Data about app and page elements:
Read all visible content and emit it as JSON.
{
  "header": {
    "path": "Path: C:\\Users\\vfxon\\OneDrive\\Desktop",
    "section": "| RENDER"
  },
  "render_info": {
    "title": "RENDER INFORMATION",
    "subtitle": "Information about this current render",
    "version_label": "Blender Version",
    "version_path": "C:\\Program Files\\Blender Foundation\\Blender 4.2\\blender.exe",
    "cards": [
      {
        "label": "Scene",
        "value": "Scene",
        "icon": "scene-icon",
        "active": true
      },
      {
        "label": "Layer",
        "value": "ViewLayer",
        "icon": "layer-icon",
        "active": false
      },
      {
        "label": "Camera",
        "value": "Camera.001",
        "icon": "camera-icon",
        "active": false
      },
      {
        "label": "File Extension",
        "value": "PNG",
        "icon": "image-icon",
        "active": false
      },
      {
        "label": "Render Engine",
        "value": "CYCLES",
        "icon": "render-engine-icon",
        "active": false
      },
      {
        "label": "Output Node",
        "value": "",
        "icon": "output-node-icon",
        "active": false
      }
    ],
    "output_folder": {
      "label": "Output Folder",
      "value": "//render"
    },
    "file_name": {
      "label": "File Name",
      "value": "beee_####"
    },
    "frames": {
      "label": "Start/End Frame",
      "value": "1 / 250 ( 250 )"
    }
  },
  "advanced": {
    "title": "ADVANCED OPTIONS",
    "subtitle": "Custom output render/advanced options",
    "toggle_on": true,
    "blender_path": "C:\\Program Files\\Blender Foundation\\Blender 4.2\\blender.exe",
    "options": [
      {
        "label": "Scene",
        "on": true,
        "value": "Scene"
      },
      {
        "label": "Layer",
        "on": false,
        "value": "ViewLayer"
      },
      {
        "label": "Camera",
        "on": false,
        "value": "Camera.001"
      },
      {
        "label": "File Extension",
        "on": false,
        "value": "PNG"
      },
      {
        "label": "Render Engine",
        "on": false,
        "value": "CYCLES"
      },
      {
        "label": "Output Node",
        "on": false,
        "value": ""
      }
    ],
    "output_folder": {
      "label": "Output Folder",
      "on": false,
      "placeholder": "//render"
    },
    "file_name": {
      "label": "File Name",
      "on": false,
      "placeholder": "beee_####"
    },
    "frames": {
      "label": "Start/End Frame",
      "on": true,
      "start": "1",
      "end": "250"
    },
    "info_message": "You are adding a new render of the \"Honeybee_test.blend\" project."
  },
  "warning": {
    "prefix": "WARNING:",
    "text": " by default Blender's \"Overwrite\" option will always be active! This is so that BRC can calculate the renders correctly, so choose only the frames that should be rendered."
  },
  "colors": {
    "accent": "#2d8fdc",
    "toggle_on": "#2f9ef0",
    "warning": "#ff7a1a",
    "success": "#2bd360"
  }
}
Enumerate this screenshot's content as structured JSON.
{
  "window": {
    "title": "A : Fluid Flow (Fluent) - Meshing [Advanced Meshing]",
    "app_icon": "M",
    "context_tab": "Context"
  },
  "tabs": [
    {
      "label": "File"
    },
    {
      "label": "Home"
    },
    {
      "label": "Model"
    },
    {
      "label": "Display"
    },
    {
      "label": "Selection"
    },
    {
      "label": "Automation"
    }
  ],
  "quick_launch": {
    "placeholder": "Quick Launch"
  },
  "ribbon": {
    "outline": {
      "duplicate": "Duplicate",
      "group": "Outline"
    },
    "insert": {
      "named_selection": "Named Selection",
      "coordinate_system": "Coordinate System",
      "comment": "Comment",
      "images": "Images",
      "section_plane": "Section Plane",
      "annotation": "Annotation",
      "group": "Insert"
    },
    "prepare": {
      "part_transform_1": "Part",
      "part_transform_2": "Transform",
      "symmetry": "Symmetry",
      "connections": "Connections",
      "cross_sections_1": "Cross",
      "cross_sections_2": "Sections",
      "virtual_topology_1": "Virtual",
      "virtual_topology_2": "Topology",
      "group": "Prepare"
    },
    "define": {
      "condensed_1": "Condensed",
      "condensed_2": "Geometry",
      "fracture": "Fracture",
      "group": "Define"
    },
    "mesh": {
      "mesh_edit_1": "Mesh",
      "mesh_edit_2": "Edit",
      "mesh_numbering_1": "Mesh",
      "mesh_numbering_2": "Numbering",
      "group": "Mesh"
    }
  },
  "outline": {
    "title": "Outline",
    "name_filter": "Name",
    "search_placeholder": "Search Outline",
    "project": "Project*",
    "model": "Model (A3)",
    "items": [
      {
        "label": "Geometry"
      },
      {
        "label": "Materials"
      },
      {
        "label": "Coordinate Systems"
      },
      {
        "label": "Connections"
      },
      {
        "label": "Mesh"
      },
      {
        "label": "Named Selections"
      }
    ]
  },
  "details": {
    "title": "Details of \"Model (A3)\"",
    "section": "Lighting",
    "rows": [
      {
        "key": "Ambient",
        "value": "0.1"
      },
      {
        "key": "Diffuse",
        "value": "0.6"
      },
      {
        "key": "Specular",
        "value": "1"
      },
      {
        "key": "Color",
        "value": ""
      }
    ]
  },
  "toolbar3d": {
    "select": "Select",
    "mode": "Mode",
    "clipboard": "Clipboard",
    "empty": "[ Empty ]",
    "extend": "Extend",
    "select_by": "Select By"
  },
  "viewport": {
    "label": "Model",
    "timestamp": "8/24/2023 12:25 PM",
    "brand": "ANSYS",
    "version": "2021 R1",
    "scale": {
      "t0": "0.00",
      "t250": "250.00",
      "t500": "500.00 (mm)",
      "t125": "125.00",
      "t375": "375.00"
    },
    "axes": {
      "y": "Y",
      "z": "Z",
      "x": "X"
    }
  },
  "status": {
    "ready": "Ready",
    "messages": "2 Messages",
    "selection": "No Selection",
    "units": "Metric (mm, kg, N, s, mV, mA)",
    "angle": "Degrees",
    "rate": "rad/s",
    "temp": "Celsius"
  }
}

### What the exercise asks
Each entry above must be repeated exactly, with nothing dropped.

### Task result
Read all visible content and emit it as JSON.
{
  "header": {
    "path": "Path: C:\\Users\\vfxon\\OneDrive\\Desktop",
    "section": "| RENDER"
  },
  "render_info": {
    "title": "RENDER INFORMATION",
    "subtitle": "Information about this current render",
    "version_label": "Blender Version",
    "version_path": "C:\\Program Files\\Blender Foundation\\Blender 4.2\\blender.exe",
    "cards": [
      {
        "label": "Scene",
        "value": "Scene",
        "icon": "scene-icon",
        "active": true
      },
      {
        "label": "Layer",
        "value": "ViewLayer",
        "icon": "layer-icon",
        "active": false
      },
      {
        "label": "Camera",
        "value": "Camera.001",
        "icon": "camera-icon",
        "active": false
      },
      {
        "label": "File Extension",
        "value": "PNG",
        "icon": "image-icon",
        "active": false
      },
      {
        "label": "Render Engine",
        "value": "CYCLES",
        "icon": "render-engine-icon",
        "active": false
      },
      {
        "label": "Output Node",
        "value": "",
        "icon": "output-node-icon",
        "active": false
      }
    ],
    "output_folder": {
      "label": "Output Folder",
      "value": "//render"
    },
    "file_name": {
      "label": "File Name",
      "value": "beee_####"
    },
    "frames": {
      "label": "Start/End Frame",
      "value": "1 / 250 ( 250 )"
    }
  },
  "advanced": {
    "title": "ADVANCED OPTIONS",
    "subtitle": "Custom output render/advanced options",
    "toggle_on": true,
    "blender_path": "C:\\Program Files\\Blender Foundation\\Blender 4.2\\blender.exe",
    "options": [
      {
        "label": "Scene",
        "on": true,
        "value": "Scene"
      },
      {
        "label": "Layer",
        "on": false,
        "value": "ViewLayer"
      },
      {
        "label": "Camera",
        "on": false,
        "value": "Camera.001"
      },
      {
        "label": "File Extension",
        "on": false,
        "value": "PNG"
      },
      {
        "label": "Render Engine",
        "on": false,
        "value": "CYCLES"
      },
      {
        "label": "Output Node",
        "on": false,
        "value": ""
      }
    ],
    "output_folder": {
      "label": "Output Folder",
      "on": false,
      "placeholder": "//render"
    },
    "file_name": {
      "label": "File Name",
      "on": false,
      "placeholder": "beee_####"
    },
    "frames": {
      "label": "Start/End Frame",
      "on": true,
      "start": "1",
      "end": "250"
    },
    "info_message": "You are adding a new render of the \"Honeybee_test.blend\" project."
  },
  "warning": {
    "prefix": "WARNING:",
    "text": " by default Blender's \"Overwrite\" option will always be active! This is so that BRC can calculate the renders correctly, so choose only the frames that should be rendered."
  },
  "colors": {
    "accent": "#2d8fdc",
    "toggle_on": "#2f9ef0",
    "warning": "#ff7a1a",
    "success": "#2bd360"
  }
}
Enumerate this screenshot's content as structured JSON.
{
  "window": {
    "title": "A : Fluid Flow (Fluent) - Meshing [Advanced Meshing]",
    "app_icon": "M",
    "context_tab": "Context"
  },
  "tabs": [
    {
      "label": "File"
    },
    {
      "label": "Home"
    },
    {
      "label": "Model"
    },
    {
      "label": "Display"
    },
    {
      "label": "Selection"
    },
    {
      "label": "Automation"
    }
  ],
  "quick_launch": {
    "placeholder": "Quick Launch"
  },
  "ribbon": {
    "outline": {
      "duplicate": "Duplicate",
      "group": "Outline"
    },
    "insert": {
      "named_selection": "Named Selection",
      "coordinate_system": "Coordinate System",
      "comment": "Comment",
      "images": "Images",
      "section_plane": "Section Plane",
      "annotation": "Annotation",
      "group": "Insert"
    },
    "prepare": {
      "part_transform_1": "Part",
      "part_transform_2": "Transform",
      "symmetry": "Symmetry",
      "connections": "Connections",
      "cross_sections_1": "Cross",
      "cross_sections_2": "Sections",
      "virtual_topology_1": "Virtual",
      "virtual_topology_2": "Topology",
      "group": "Prepare"
    },
    "define": {
      "condensed_1": "Condensed",
      "condensed_2": "Geometry",
      "fracture": "Fracture",
      "group": "Define"
    },
    "mesh": {
      "mesh_edit_1": "Mesh",
      "mesh_edit_2": "Edit",
      "mesh_numbering_1": "Mesh",
      "mesh_numbering_2": "Numbering",
      "group": "Mesh"
    }
  },
  "outline": {
    "title": "Outline",
    "name_filter": "Name",
    "search_placeholder": "Search Outline",
    "project": "Project*",
    "model": "Model (A3)",
    "items": [
      {
        "label": "Geometry"
      },
      {
        "label": "Materials"
      },
      {
        "label": "Coordinate Systems"
      },
      {
        "label": "Connections"
      },
      {
        "label": "Mesh"
      },
      {
        "label": "Named Selections"
      }
    ]
  },
  "details": {
    "title": "Details of \"Model (A3)\"",
    "section": "Lighting",
    "rows": [
      {
        "key": "Ambient",
        "value": "0.1"
      },
      {
        "key": "Diffuse",
        "value": "0.6"
      },
      {
        "key": "Specular",
        "value": "1"
      },
      {
        "key": "Color",
        "value": ""
      }
    ]
  },
  "toolbar3d": {
    "select": "Select",
    "mode": "Mode",
    "clipboard": "Clipboard",
    "empty": "[ Empty ]",
    "extend": "Extend",
    "select_by": "Select By"
  },
  "viewport": {
    "label": "Model",
    "timestamp": "8/24/2023 12:25 PM",
    "brand": "ANSYS",
    "version": "2021 R1",
    "scale": {
      "t0": "0.00",
      "t250": "250.00",
      "t500": "500.00 (mm)",
      "t125": "125.00",
      "t375": "375.00"
    },
    "axes": {
      "y": "Y",
      "z": "Z",
      "x": "X"
    }
  },
  "status": {
    "ready": "Ready",
    "messages": "2 Messages",
    "selection": "No Selection",
    "units": "Metric (mm, kg, N, s, mV, mA)",
    "angle": "Degrees",
    "rate": "rad/s",
    "temp": "Celsius"
  }
}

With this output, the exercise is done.